(Collected data)

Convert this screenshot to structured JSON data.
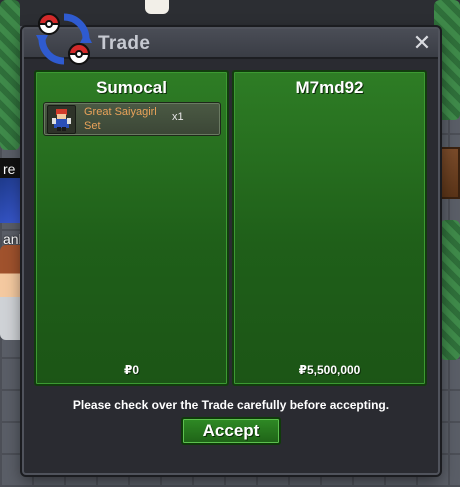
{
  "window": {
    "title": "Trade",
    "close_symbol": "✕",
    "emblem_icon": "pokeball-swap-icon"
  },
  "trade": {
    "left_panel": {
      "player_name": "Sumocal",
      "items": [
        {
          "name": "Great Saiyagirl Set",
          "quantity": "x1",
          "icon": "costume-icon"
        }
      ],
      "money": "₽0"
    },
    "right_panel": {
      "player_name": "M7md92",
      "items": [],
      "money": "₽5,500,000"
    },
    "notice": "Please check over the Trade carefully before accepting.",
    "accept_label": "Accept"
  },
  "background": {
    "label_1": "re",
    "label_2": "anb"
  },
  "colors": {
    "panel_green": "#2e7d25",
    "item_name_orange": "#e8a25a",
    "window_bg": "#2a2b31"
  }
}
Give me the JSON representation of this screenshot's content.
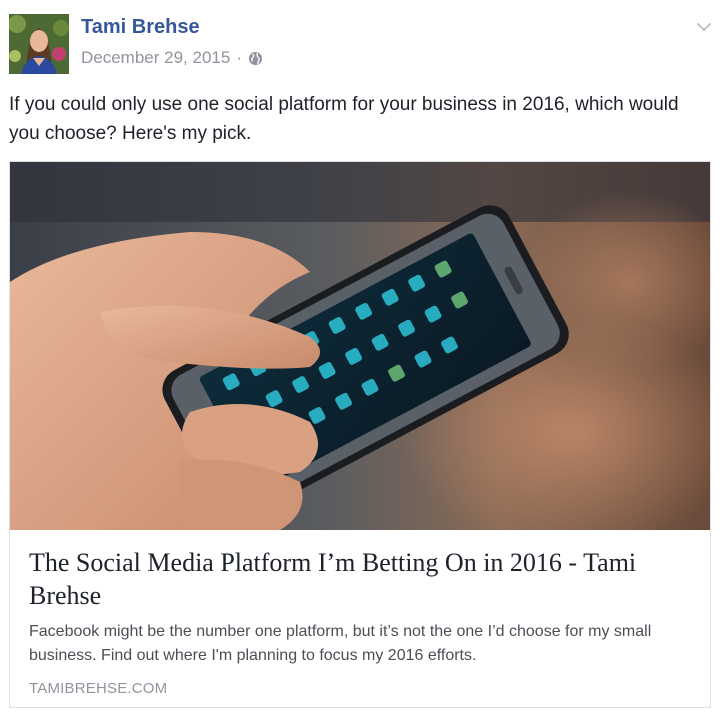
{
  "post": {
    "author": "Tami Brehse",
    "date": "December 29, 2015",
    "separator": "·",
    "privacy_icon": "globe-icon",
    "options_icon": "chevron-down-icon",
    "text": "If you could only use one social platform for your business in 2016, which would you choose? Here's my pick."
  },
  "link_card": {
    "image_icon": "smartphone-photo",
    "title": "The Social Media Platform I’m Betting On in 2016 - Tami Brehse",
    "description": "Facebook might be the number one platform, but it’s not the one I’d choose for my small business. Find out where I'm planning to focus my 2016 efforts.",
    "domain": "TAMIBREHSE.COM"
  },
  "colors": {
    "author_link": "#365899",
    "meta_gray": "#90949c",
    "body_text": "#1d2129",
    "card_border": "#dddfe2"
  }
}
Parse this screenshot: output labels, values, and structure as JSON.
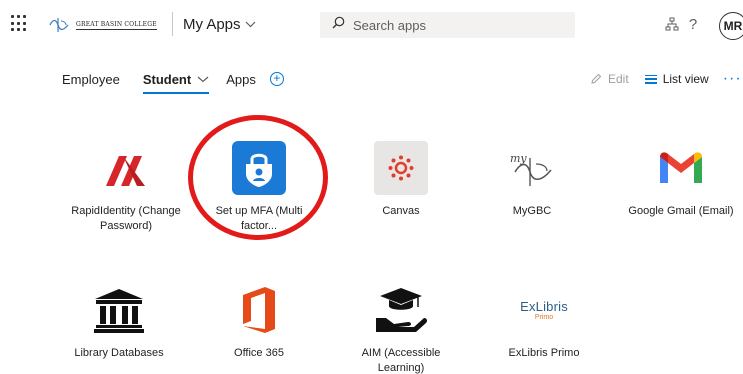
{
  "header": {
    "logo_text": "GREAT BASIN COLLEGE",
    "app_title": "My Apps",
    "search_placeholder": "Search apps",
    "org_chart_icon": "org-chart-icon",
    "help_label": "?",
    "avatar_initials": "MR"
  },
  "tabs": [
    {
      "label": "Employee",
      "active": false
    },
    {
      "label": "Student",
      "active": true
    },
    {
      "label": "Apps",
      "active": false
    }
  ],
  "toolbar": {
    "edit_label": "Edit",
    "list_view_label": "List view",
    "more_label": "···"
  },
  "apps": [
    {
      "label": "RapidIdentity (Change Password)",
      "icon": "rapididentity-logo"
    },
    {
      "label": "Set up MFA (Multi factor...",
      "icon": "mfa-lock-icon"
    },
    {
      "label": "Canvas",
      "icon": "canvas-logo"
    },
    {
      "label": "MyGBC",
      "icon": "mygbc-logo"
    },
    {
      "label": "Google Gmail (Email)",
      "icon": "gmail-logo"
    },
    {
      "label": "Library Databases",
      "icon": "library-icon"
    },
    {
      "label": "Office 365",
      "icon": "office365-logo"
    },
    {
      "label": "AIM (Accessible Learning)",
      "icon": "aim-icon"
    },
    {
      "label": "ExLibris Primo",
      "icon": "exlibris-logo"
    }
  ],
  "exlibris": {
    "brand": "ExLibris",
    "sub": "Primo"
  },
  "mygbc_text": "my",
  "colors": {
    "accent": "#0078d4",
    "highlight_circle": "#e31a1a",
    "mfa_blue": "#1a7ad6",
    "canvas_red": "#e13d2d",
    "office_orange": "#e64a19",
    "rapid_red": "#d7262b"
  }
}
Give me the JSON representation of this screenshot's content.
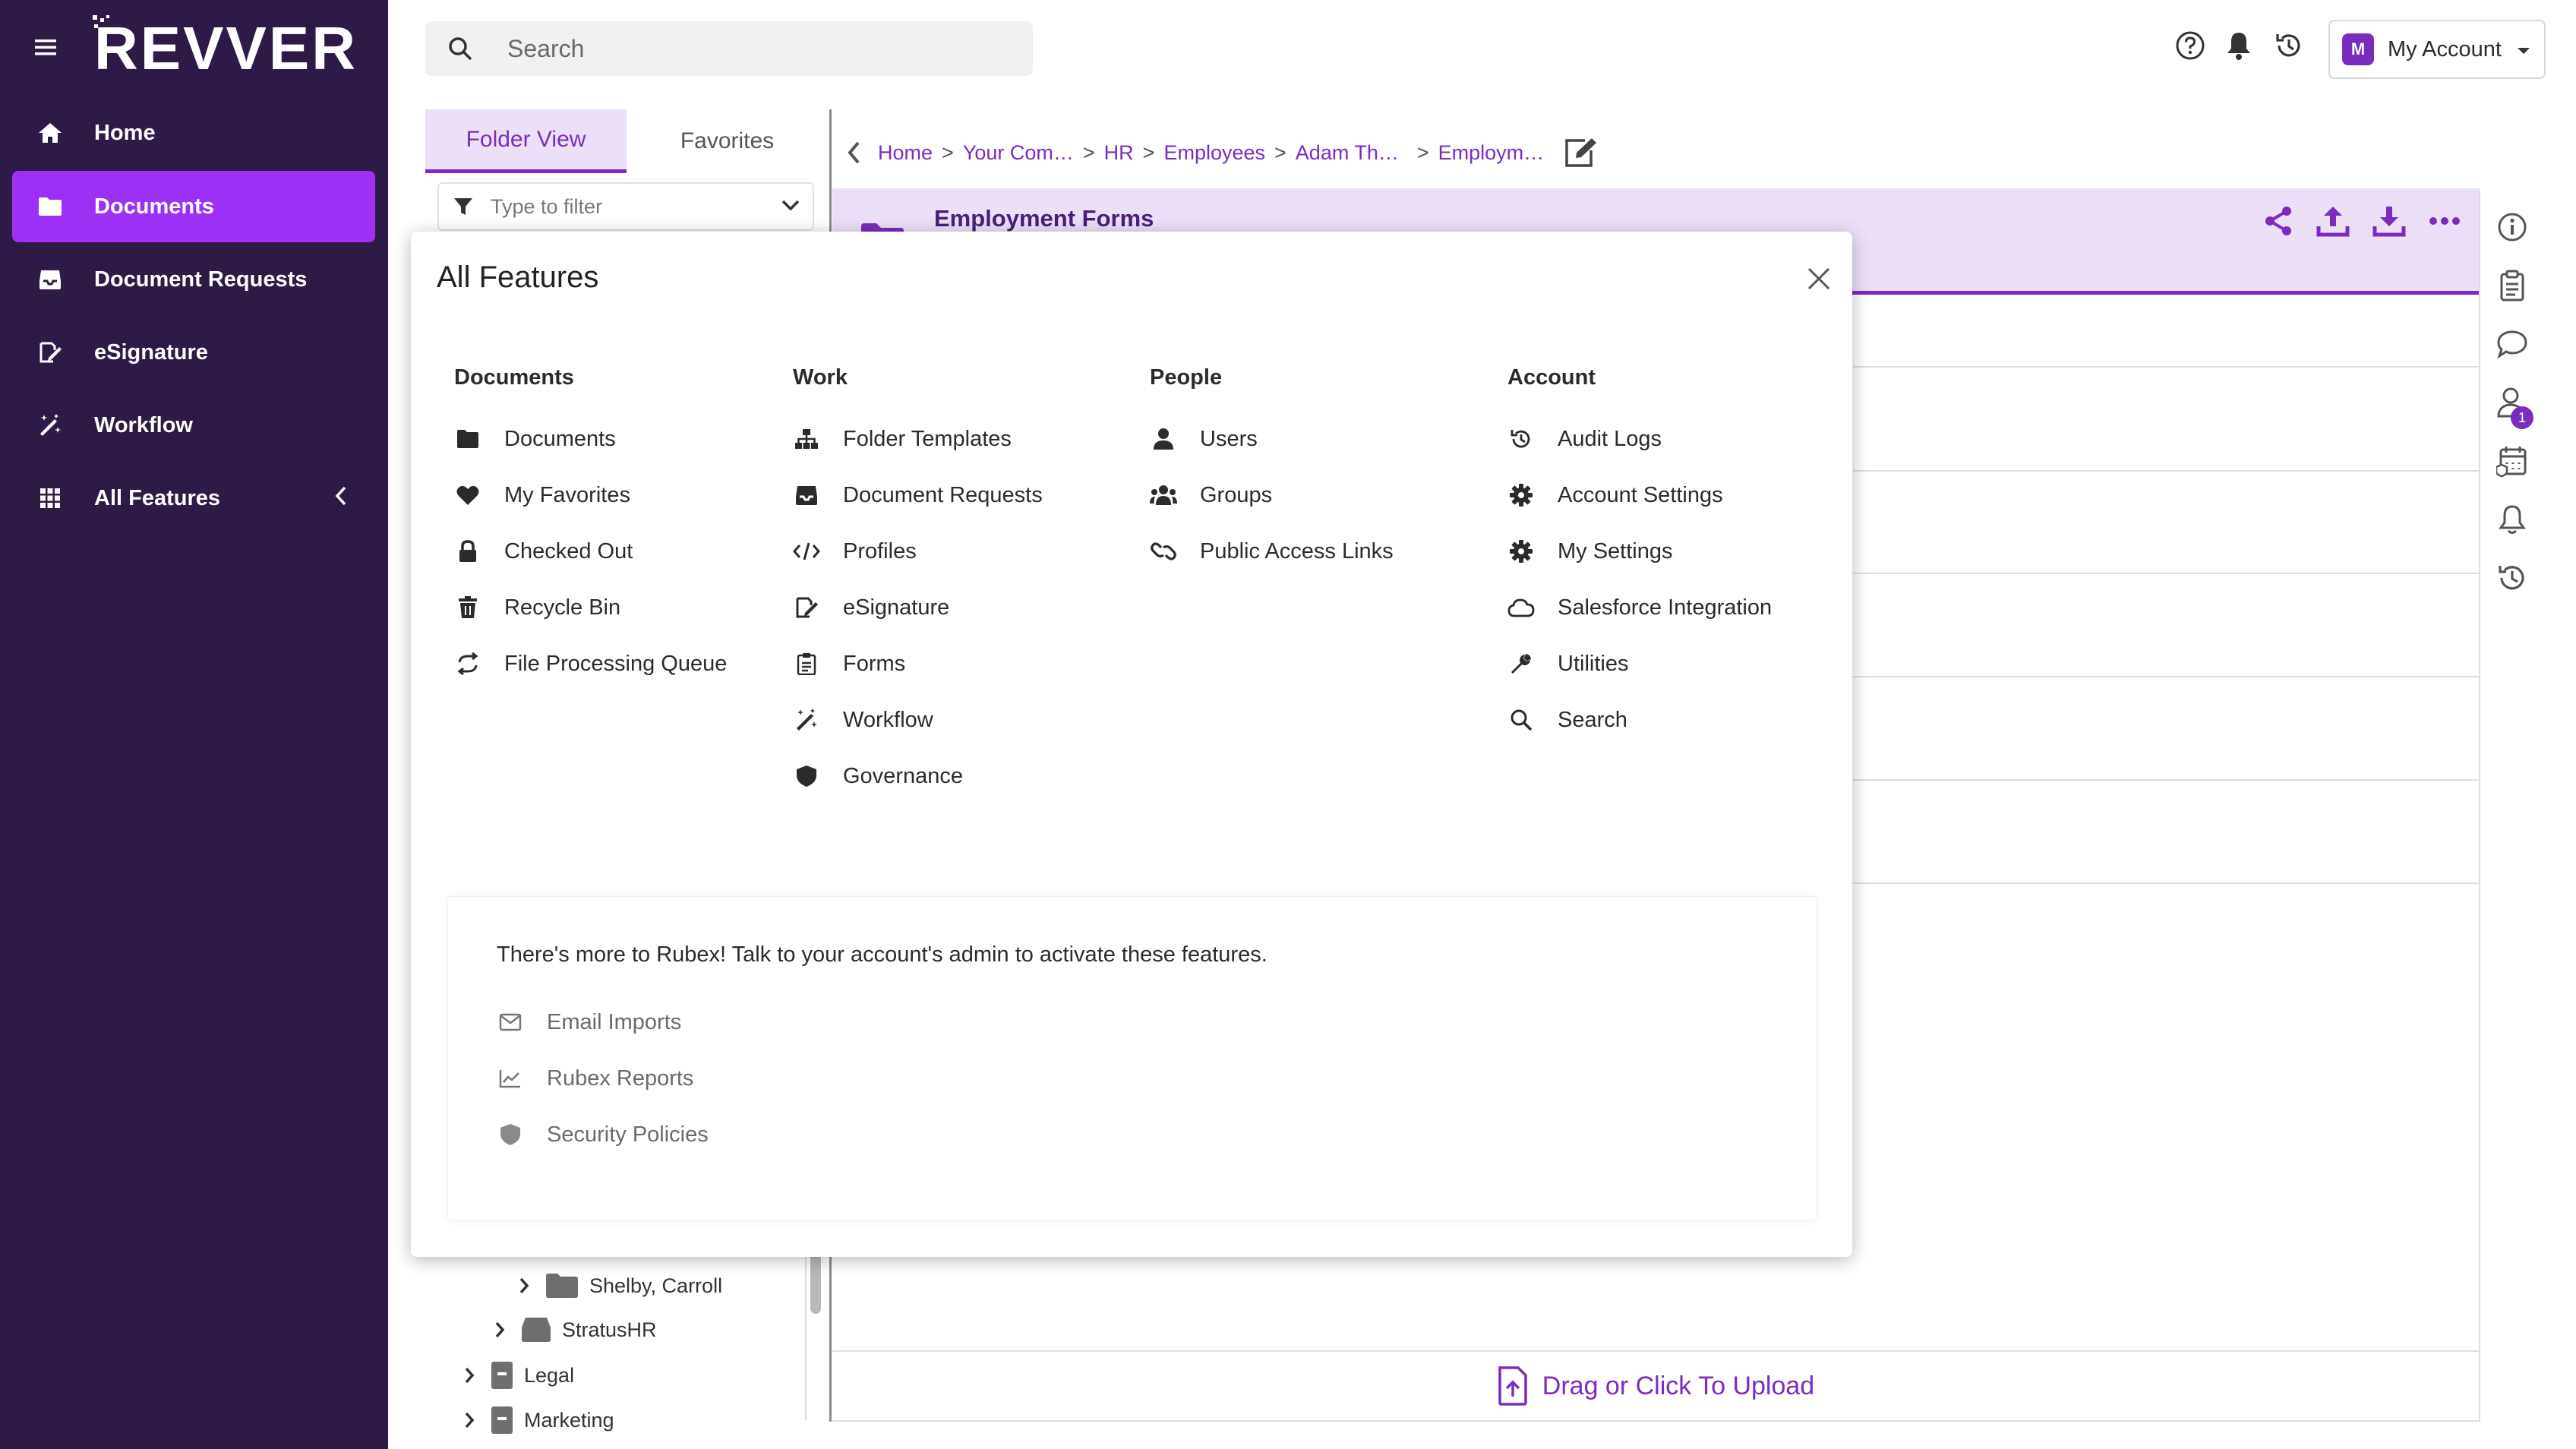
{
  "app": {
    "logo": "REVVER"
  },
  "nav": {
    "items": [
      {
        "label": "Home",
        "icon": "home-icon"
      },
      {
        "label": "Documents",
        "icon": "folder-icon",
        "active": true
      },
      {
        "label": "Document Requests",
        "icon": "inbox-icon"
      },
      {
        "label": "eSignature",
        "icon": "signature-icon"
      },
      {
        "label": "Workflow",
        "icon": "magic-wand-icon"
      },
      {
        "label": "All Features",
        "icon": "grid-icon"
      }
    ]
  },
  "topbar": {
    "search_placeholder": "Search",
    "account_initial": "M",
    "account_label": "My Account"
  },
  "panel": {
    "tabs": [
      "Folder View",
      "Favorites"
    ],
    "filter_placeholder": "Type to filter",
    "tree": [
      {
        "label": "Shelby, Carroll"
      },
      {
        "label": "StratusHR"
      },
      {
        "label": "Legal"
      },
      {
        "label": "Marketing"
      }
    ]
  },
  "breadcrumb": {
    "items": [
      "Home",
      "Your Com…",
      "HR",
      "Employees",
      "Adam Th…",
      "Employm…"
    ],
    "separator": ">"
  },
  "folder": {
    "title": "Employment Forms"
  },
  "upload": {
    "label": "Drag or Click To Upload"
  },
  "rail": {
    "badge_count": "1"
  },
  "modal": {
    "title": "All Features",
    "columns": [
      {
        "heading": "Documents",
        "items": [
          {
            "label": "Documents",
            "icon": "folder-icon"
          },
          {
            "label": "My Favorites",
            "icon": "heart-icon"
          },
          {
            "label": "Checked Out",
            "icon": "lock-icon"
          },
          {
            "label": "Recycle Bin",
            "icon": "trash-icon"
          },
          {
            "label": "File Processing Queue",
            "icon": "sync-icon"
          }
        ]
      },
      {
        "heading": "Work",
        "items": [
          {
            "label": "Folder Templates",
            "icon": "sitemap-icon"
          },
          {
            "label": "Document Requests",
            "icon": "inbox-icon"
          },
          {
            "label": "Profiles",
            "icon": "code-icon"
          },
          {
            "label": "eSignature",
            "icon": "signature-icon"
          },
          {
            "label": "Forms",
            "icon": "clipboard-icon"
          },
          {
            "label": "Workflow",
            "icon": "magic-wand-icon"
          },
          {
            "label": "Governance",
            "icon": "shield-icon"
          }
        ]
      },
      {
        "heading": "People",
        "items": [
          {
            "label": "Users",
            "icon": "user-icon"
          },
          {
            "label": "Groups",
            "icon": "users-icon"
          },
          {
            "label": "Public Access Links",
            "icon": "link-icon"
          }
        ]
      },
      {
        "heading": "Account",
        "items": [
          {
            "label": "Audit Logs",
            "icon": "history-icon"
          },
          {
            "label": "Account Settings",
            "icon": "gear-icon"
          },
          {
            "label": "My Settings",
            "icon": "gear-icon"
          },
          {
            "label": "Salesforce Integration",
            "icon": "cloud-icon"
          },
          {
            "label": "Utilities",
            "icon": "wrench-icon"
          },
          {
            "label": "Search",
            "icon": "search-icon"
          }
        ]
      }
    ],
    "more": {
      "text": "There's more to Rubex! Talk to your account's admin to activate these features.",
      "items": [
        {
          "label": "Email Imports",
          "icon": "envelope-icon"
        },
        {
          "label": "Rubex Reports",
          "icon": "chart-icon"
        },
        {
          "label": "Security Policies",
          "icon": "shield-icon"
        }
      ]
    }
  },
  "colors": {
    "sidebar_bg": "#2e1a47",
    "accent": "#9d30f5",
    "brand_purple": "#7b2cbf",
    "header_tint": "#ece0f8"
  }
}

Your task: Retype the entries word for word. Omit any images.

Solution for this exercise:
Convert this screenshot to structured JSON data.
{
  "window": {
    "title": "Trade",
    "close_symbol": "✕",
    "emblem_icon": "pokeball-swap-icon"
  },
  "trade": {
    "left_panel": {
      "player_name": "Sumocal",
      "items": [
        {
          "name": "Great Saiyagirl Set",
          "quantity": "x1",
          "icon": "costume-icon"
        }
      ],
      "money": "₽0"
    },
    "right_panel": {
      "player_name": "M7md92",
      "items": [],
      "money": "₽5,500,000"
    },
    "notice": "Please check over the Trade carefully before accepting.",
    "accept_label": "Accept"
  },
  "background": {
    "label_1": "re",
    "label_2": "anb"
  },
  "colors": {
    "panel_green": "#2e7d25",
    "item_name_orange": "#e8a25a",
    "window_bg": "#2a2b31"
  }
}
Give me the JSON representation of this screenshot's content.
{
  "post": {
    "author": "Tami Brehse",
    "date": "December 29, 2015",
    "separator": "·",
    "privacy_icon": "globe-icon",
    "options_icon": "chevron-down-icon",
    "text": "If you could only use one social platform for your business in 2016, which would you choose? Here's my pick."
  },
  "link_card": {
    "image_icon": "smartphone-photo",
    "title": "The Social Media Platform I’m Betting On in 2016 - Tami Brehse",
    "description": "Facebook might be the number one platform, but it’s not the one I’d choose for my small business. Find out where I'm planning to focus my 2016 efforts.",
    "domain": "TAMIBREHSE.COM"
  },
  "colors": {
    "author_link": "#365899",
    "meta_gray": "#90949c",
    "body_text": "#1d2129",
    "card_border": "#dddfe2"
  }
}
Parse this screenshot: output labels, values, and structure as JSON.
{
  "header": {
    "logo_text": "GREAT BASIN COLLEGE",
    "app_title": "My Apps",
    "search_placeholder": "Search apps",
    "org_chart_icon": "org-chart-icon",
    "help_label": "?",
    "avatar_initials": "MR"
  },
  "tabs": [
    {
      "label": "Employee",
      "active": false
    },
    {
      "label": "Student",
      "active": true
    },
    {
      "label": "Apps",
      "active": false
    }
  ],
  "toolbar": {
    "edit_label": "Edit",
    "list_view_label": "List view",
    "more_label": "···"
  },
  "apps": [
    {
      "label": "RapidIdentity (Change Password)",
      "icon": "rapididentity-logo"
    },
    {
      "label": "Set up MFA (Multi factor...",
      "icon": "mfa-lock-icon"
    },
    {
      "label": "Canvas",
      "icon": "canvas-logo"
    },
    {
      "label": "MyGBC",
      "icon": "mygbc-logo"
    },
    {
      "label": "Google Gmail (Email)",
      "icon": "gmail-logo"
    },
    {
      "label": "Library Databases",
      "icon": "library-icon"
    },
    {
      "label": "Office 365",
      "icon": "office365-logo"
    },
    {
      "label": "AIM (Accessible Learning)",
      "icon": "aim-icon"
    },
    {
      "label": "ExLibris Primo",
      "icon": "exlibris-logo"
    }
  ],
  "exlibris": {
    "brand": "ExLibris",
    "sub": "Primo"
  },
  "mygbc_text": "my",
  "colors": {
    "accent": "#0078d4",
    "highlight_circle": "#e31a1a",
    "mfa_blue": "#1a7ad6",
    "canvas_red": "#e13d2d",
    "office_orange": "#e64a19",
    "rapid_red": "#d7262b"
  }
}
Give me the JSON representation of this screenshot's content.
{
  "app": {
    "logo": "REVVER"
  },
  "nav": {
    "items": [
      {
        "label": "Home",
        "icon": "home-icon"
      },
      {
        "label": "Documents",
        "icon": "folder-icon",
        "active": true
      },
      {
        "label": "Document Requests",
        "icon": "inbox-icon"
      },
      {
        "label": "eSignature",
        "icon": "signature-icon"
      },
      {
        "label": "Workflow",
        "icon": "magic-wand-icon"
      },
      {
        "label": "All Features",
        "icon": "grid-icon"
      }
    ]
  },
  "topbar": {
    "search_placeholder": "Search",
    "account_initial": "M",
    "account_label": "My Account"
  },
  "panel": {
    "tabs": [
      "Folder View",
      "Favorites"
    ],
    "filter_placeholder": "Type to filter",
    "tree": [
      {
        "label": "Shelby, Carroll"
      },
      {
        "label": "StratusHR"
      },
      {
        "label": "Legal"
      },
      {
        "label": "Marketing"
      }
    ]
  },
  "breadcrumb": {
    "items": [
      "Home",
      "Your Com…",
      "HR",
      "Employees",
      "Adam Th…",
      "Employm…"
    ],
    "separator": ">"
  },
  "folder": {
    "title": "Employment Forms"
  },
  "upload": {
    "label": "Drag or Click To Upload"
  },
  "rail": {
    "badge_count": "1"
  },
  "modal": {
    "title": "All Features",
    "columns": [
      {
        "heading": "Documents",
        "items": [
          {
            "label": "Documents",
            "icon": "folder-icon"
          },
          {
            "label": "My Favorites",
            "icon": "heart-icon"
          },
          {
            "label": "Checked Out",
            "icon": "lock-icon"
          },
          {
            "label": "Recycle Bin",
            "icon": "trash-icon"
          },
          {
            "label": "File Processing Queue",
            "icon": "sync-icon"
          }
        ]
      },
      {
        "heading": "Work",
        "items": [
          {
            "label": "Folder Templates",
            "icon": "sitemap-icon"
          },
          {
            "label": "Document Requests",
            "icon": "inbox-icon"
          },
          {
            "label": "Profiles",
            "icon": "code-icon"
          },
          {
            "label": "eSignature",
            "icon": "signature-icon"
          },
          {
            "label": "Forms",
            "icon": "clipboard-icon"
          },
          {
            "label": "Workflow",
            "icon": "magic-wand-icon"
          },
          {
            "label": "Governance",
            "icon": "shield-icon"
          }
        ]
      },
      {
        "heading": "People",
        "items": [
          {
            "label": "Users",
            "icon": "user-icon"
          },
          {
            "label": "Groups",
            "icon": "users-icon"
          },
          {
            "label": "Public Access Links",
            "icon": "link-icon"
          }
        ]
      },
      {
        "heading": "Account",
        "items": [
          {
            "label": "Audit Logs",
            "icon": "history-icon"
          },
          {
            "label": "Account Settings",
            "icon": "gear-icon"
          },
          {
            "label": "My Settings",
            "icon": "gear-icon"
          },
          {
            "label": "Salesforce Integration",
            "icon": "cloud-icon"
          },
          {
            "label": "Utilities",
            "icon": "wrench-icon"
          },
          {
            "label": "Search",
            "icon": "search-icon"
          }
        ]
      }
    ],
    "more": {
      "text": "There's more to Rubex! Talk to your account's admin to activate these features.",
      "items": [
        {
          "label": "Email Imports",
          "icon": "envelope-icon"
        },
        {
          "label": "Rubex Reports",
          "icon": "chart-icon"
        },
        {
          "label": "Security Policies",
          "icon": "shield-icon"
        }
      ]
    }
  },
  "colors": {
    "sidebar_bg": "#2e1a47",
    "accent": "#9d30f5",
    "brand_purple": "#7b2cbf",
    "header_tint": "#ece0f8"
  }
}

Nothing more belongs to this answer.